Fluorine Chemistry Research
The main interest of Alan Brisdon's research group concerns the chemistry of fluorine and its compounds.
Fluorine Chemistry underpins all of our research work
Fluorine is one of the most reactive elements in the periodic table yet some of its compounds are the most stable and least reactive! Others are even more reactive than fluorine itself! It is the ability of fluorine to drastically alter the steric and electronic properties of its compounds that fascinates us.
Compounds of fluorine find applications in almost all areas of modern life. From fluoride in modern toothpaste to the many different fluorinated plastics and materials, including polytetrafluoroethene, PTFE (tradename Teflon) which is the inert plastic used in "non-stick" pans. Very many modern pharmaceutical compounds (anti-cancer, antibiotics, anti-malerial etc) include fluorine, or fluorinated groups. Fluorine is also heavily involved in environmental chemistry, for example the generation of hydrofluorocarbons (HFCs) has resulted in the rapid phaseout of their ozone-depleting cousins, CFCs.

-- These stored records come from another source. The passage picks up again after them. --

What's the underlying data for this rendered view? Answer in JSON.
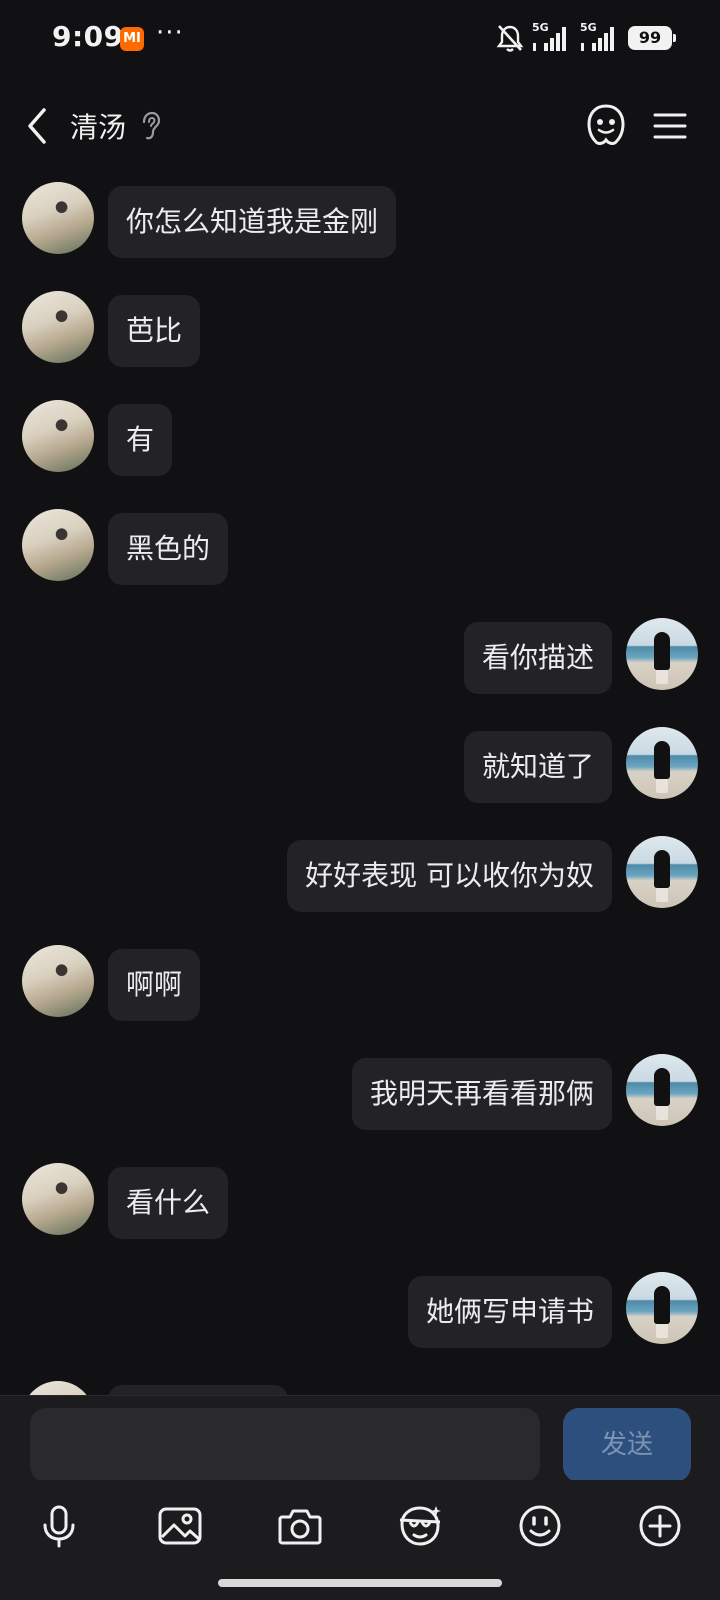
{
  "status_bar": {
    "time": "9:09",
    "app_badge": "MI",
    "more": "···",
    "signal_1": "5G",
    "signal_2": "5G",
    "battery": "99"
  },
  "header": {
    "title": "清汤",
    "icons": [
      "back-icon",
      "ear-icon",
      "bot-icon",
      "menu-icon"
    ]
  },
  "messages": [
    {
      "side": "left",
      "text": "你怎么知道我是金刚"
    },
    {
      "side": "left",
      "text": "芭比"
    },
    {
      "side": "left",
      "text": "有"
    },
    {
      "side": "left",
      "text": "黑色的"
    },
    {
      "side": "right",
      "text": "看你描述"
    },
    {
      "side": "right",
      "text": "就知道了"
    },
    {
      "side": "right",
      "text": "好好表现 可以收你为奴"
    },
    {
      "side": "left",
      "text": "啊啊"
    },
    {
      "side": "right",
      "text": "我明天再看看那俩"
    },
    {
      "side": "left",
      "text": "看什么"
    },
    {
      "side": "right",
      "text": "她俩写申请书"
    },
    {
      "side": "left",
      "text": ""
    }
  ],
  "composer": {
    "placeholder": "",
    "send_label": "发送"
  },
  "toolbar": {
    "icons": [
      "microphone-icon",
      "image-icon",
      "camera-icon",
      "face-sticker-icon",
      "emoji-icon",
      "plus-icon"
    ]
  },
  "colors": {
    "background": "#111113",
    "bubble": "#232327",
    "send_button": "#2d4f7d",
    "mi_badge": "#ff6a00"
  }
}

Our research crosses the traditional inorganic and organic borders, some of it is curiousity driven and some has industrially relevance. Our main areas of research include the chemistry of HFCs, fluorophosphines, organofluorine compounds of main-group and transition metal elements applications of fluorinated materials, such as ionic liquids and fluorographene, and spectroscopy.

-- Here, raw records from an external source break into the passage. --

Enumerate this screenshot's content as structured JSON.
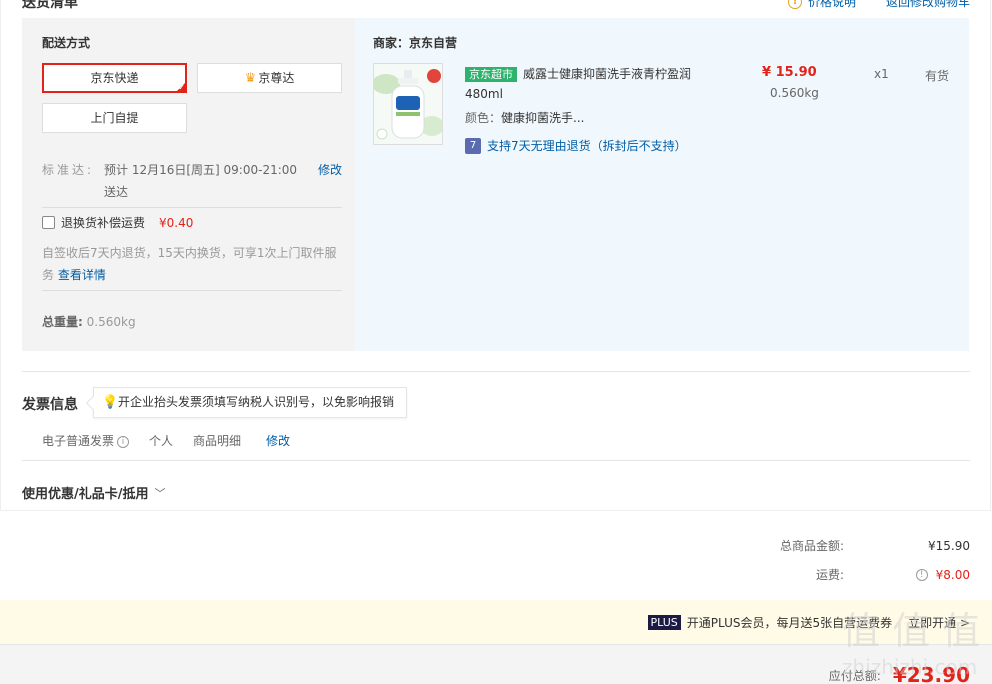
{
  "header": {
    "title": "送货清单",
    "links": [
      {
        "label": "价格说明",
        "icon": "info-icon"
      },
      {
        "label": "返回修改购物车"
      }
    ]
  },
  "shipping": {
    "title": "配送方式",
    "options": [
      {
        "label": "京东快递",
        "selected": true
      },
      {
        "label": "京尊达",
        "icon": "crown-icon"
      },
      {
        "label": "上门自提"
      }
    ],
    "standard_label": "标准达:",
    "standard_value": "预计 12月16日[周五] 09:00-21:00 送达",
    "standard_edit": "修改",
    "return_option_label": "退换货补偿运费",
    "return_option_price": "¥0.40",
    "return_desc": "自签收后7天内退货，15天内换货，可享1次上门取件服务",
    "return_link": "查看详情",
    "weight_label": "总重量:",
    "weight_value": "0.560kg"
  },
  "product": {
    "merchant_label": "商家：京东自营",
    "tag": "京东超市",
    "name": "威露士健康抑菌洗手液青柠盈润480ml",
    "color_label": "颜色：",
    "color_value": "健康抑菌洗手...",
    "return_policy": "支持7天无理由退货（拆封后不支持）",
    "price": "¥ 15.90",
    "weight": "0.560kg",
    "qty": "x1",
    "stock": "有货"
  },
  "invoice": {
    "title": "发票信息",
    "tip": "开企业抬头发票须填写纳税人识别号，以免影响报销",
    "type": "电子普通发票",
    "person": "个人",
    "detail": "商品明细",
    "edit": "修改"
  },
  "coupon": {
    "label": "使用优惠/礼品卡/抵用"
  },
  "totals": {
    "goods_label": "总商品金额:",
    "goods_value": "¥15.90",
    "shipping_label": "运费:",
    "shipping_value": "¥8.00"
  },
  "plus": {
    "badge": "PLUS",
    "text": "开通PLUS会员，每月送5张自营运费券",
    "link": "立即开通 >"
  },
  "payable": {
    "label": "应付总额:",
    "value": "¥23.90"
  },
  "watermark": {
    "text": "值 值 值",
    "url": "zhizhizhi.com"
  },
  "colors": {
    "accent_red": "#e2231a",
    "link_blue": "#005ea7",
    "jd_green": "#2db36b",
    "product_bg": "#f1f8fd"
  }
}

We have published in areas ranging from CFC-related compounds, HFCs, organofluorine chemistry, fluorovinyls, fluoroalkynes, N-F compounds, fluorine-containing phosphorus ligands, fluoro-organometallic systems, metal-based catalysis, high-oxidation metal fluorides, coordination chemistry and ionic liquids.

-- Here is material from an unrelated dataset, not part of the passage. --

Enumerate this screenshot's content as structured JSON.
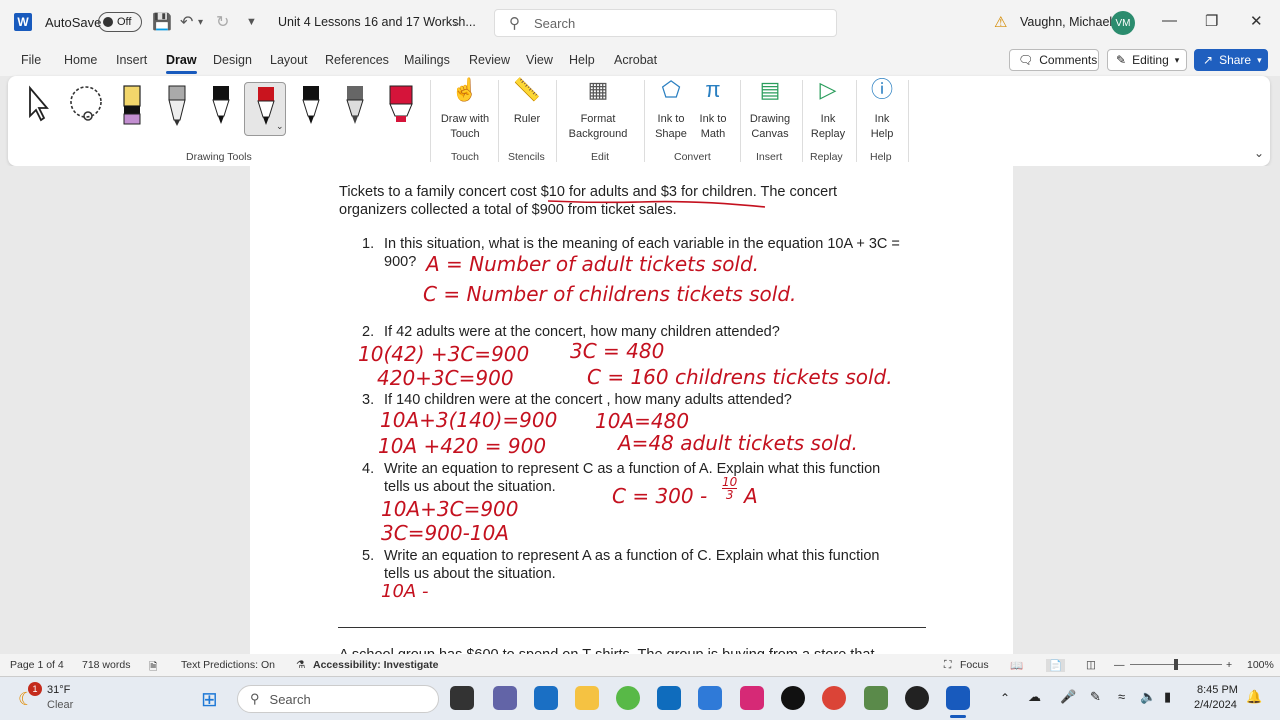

Details about the School of Chemistry and our laboratory facilities.
Software to calculate 31P NMR chemical shifts, mass spec patterns and elemental analysis figures. Also access our database of fluorine-containing compound information.